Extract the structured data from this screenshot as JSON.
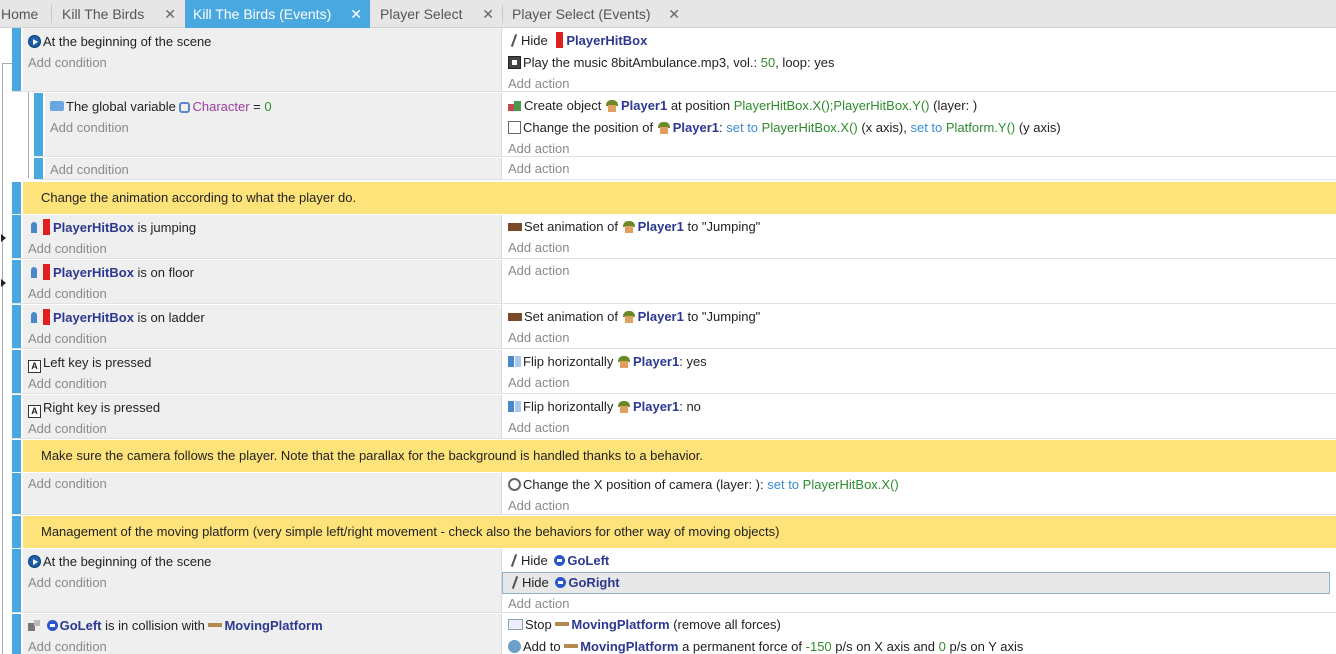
{
  "tabs": [
    {
      "label": "Home",
      "active": false,
      "closable": false
    },
    {
      "label": "Kill The Birds",
      "active": false,
      "closable": true
    },
    {
      "label": "Kill The Birds (Events)",
      "active": true,
      "closable": true
    },
    {
      "label": "Player Select",
      "active": false,
      "closable": true
    },
    {
      "label": "Player Select (Events)",
      "active": false,
      "closable": true
    }
  ],
  "close_glyph": "✕",
  "colors": {
    "accent_blue": "#4aa8e0",
    "comment_yellow": "#fde37a",
    "object_name": "#2b3990",
    "value_green": "#2e8b2e",
    "operator_blue": "#3a8ad6",
    "variable_purple": "#9b3ea0"
  },
  "common": {
    "add_condition": "Add condition",
    "add_action": "Add action"
  },
  "events": {
    "e1": {
      "cond1": "At the beginning of the scene",
      "act1_verb": "Hide",
      "act1_obj": "PlayerHitBox",
      "act2_text": "Play the music 8bitAmbulance.mp3, vol.: ",
      "act2_vol": "50",
      "act2_loop_label": ", loop: yes"
    },
    "e2": {
      "cond_prefix": "The global variable",
      "cond_var": "Character",
      "cond_op": " = ",
      "cond_val": "0",
      "act1_prefix": "Create object",
      "act1_obj": "Player1",
      "act1_at": " at position ",
      "act1_pos": "PlayerHitBox.X();PlayerHitBox.Y()",
      "act1_layer": " (layer: )",
      "act2_prefix": "Change the position of",
      "act2_obj": "Player1",
      "act2_colon": ": ",
      "act2_setto1": "set to",
      "act2_x": "PlayerHitBox.X()",
      "act2_xaxis": " (x axis), ",
      "act2_setto2": "set to",
      "act2_y": "Platform.Y()",
      "act2_yaxis": " (y axis)"
    },
    "comment1": "Change the animation according to what the player do.",
    "e4": {
      "cond_obj": "PlayerHitBox",
      "cond_text": " is jumping",
      "act_prefix": "Set animation of",
      "act_obj": "Player1",
      "act_to": " to ",
      "act_val": "\"Jumping\""
    },
    "e5": {
      "cond_obj": "PlayerHitBox",
      "cond_text": " is on floor"
    },
    "e6": {
      "cond_obj": "PlayerHitBox",
      "cond_text": " is on ladder",
      "act_prefix": "Set animation of",
      "act_obj": "Player1",
      "act_to": " to ",
      "act_val": "\"Jumping\""
    },
    "e7": {
      "key_glyph": "A",
      "cond_text": "Left key is pressed",
      "act_prefix": "Flip horizontally",
      "act_obj": "Player1",
      "act_val": ": yes"
    },
    "e8": {
      "key_glyph": "A",
      "cond_text": "Right key is pressed",
      "act_prefix": "Flip horizontally",
      "act_obj": "Player1",
      "act_val": ": no"
    },
    "comment2": "Make sure the camera follows the player. Note that the parallax for the background is handled thanks to a behavior.",
    "e10": {
      "act_prefix": "Change the X position of camera  (layer: ): ",
      "act_setto": "set to",
      "act_val": "PlayerHitBox.X()"
    },
    "comment3": "Management of the moving platform (very simple left/right movement - check also the behaviors for other way of moving objects)",
    "e12": {
      "cond1": "At the beginning of the scene",
      "act1_verb": "Hide",
      "act1_obj": "GoLeft",
      "act2_verb": "Hide",
      "act2_obj": "GoRight"
    },
    "e13": {
      "cond_obj": "GoLeft",
      "cond_text": " is in collision with ",
      "cond_obj2": "MovingPlatform",
      "act1_verb": "Stop",
      "act1_obj": "MovingPlatform",
      "act1_rest": " (remove all forces)",
      "act2_prefix": "Add to",
      "act2_obj": "MovingPlatform",
      "act2_mid": " a permanent force of ",
      "act2_x": "-150",
      "act2_mid2": " p/s on X axis and ",
      "act2_y": "0",
      "act2_end": " p/s on Y axis"
    }
  }
}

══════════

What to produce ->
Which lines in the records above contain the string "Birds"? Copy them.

Exercise result ->
      "label": "Kill The Birds",
      "label": "Kill The Birds (Events)",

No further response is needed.